I remember when I was in detention in the Interior Ministry, I was determined to tell,
I was the only woman there obviously for 12 hours, but I wanted every single man in the room,
in the Interior Ministry and in military intelligence, where I was blindfolded and interrogated for several hours,
to know that I was sexually assaulted, because I wanted them to feel the shame because the shame was not mine.
And one of the senior officers actually said to me,
“Well you know those people that sexually assaulted you, they are the dregs of society,
and we pulled them out of the bottom of the earth of the villages (these are the conscripts of the riot police).
We scrubbed them clean and we opened up this tiny door in their mind.”
And I ended up defending the men who beat me, broke my arms, and sexually assaulted me
by telling him this is exactly why we are having a revolution.
Because nobody should be living in the dregs, and no one should be scrubbed clean and have a door opened in their minds.
So all the people that you will hear today, remember that they are the ones that speak back,
and they are the ones that give that platform and amplify those voices,
to speak back to those who think that we are allied somehow because of our elitism,
because of our cushions of privilege, and forget those who don’t have.
And it’s those who don’t have that need to be amplified the most.
And talking about people to honor, I’m going to wrap up by reminding you
that today is the first Vaclav Havel Award for Creative Dissent.
And I love that title, creative dissent, because it again reminds me of Emma Goldman
because creativity and beauty are central parts of our revolutions,
because without them there’s not point. We need hope, optimism, and beauty.
And three amazing people will be honored in a ceremony this afternoon in a ceremony at 4:00,
right here, it’s open to the public, it’s free.
Among them is the amazing Manal Al-Sharif, who you saw,
who so moved us yesterday with her talk on the situation of Saudi women.
So it’s Manal Al-Sharif, the Chinese artist and dissident Ai Weiwei,
and another personal hero of mine Aung San Suu Kyi,
the long time Burmese opposition leader, the Lady, as she is known.
So listen to the stories today, hear the voices that they amplify, and understand the power of words.
Because it is those words, as Vaclav Havel said, that move military divisions.
And myself and so many other people, fighting against the military junta in Egypt,
or fighting against any other regimes, we are determined to use our words

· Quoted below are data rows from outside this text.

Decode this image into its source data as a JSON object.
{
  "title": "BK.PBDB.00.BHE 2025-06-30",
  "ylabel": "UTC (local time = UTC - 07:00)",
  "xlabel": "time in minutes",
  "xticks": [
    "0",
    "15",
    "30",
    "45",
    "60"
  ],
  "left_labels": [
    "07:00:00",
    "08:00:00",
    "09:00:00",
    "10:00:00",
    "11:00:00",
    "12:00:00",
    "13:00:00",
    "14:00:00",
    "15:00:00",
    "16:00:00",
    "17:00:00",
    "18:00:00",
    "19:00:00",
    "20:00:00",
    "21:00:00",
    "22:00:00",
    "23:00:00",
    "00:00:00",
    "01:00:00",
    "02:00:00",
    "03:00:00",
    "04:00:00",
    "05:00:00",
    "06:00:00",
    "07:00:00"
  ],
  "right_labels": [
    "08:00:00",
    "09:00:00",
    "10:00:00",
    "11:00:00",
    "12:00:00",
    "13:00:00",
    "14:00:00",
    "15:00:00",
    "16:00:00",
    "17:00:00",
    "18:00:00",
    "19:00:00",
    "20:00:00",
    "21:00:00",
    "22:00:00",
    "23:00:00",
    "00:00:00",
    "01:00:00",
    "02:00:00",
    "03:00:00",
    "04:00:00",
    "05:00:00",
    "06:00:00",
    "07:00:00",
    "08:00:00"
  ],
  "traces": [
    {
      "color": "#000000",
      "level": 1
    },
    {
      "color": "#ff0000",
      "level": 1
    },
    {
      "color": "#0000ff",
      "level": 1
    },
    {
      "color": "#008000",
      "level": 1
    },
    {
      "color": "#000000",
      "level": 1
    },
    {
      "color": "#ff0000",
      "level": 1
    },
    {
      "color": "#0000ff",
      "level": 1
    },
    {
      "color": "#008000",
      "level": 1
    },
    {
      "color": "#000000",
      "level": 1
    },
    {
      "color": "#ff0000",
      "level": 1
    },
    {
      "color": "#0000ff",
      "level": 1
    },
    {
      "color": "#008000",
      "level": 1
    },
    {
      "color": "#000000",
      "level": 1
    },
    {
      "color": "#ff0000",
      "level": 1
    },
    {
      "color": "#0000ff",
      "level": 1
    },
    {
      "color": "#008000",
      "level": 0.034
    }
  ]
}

until every single one of those regimes end, and we have that beauty
and the right to self, to radiant and wonderful things,
and we are able to dance whenever and wherever we want.
Thank you very much.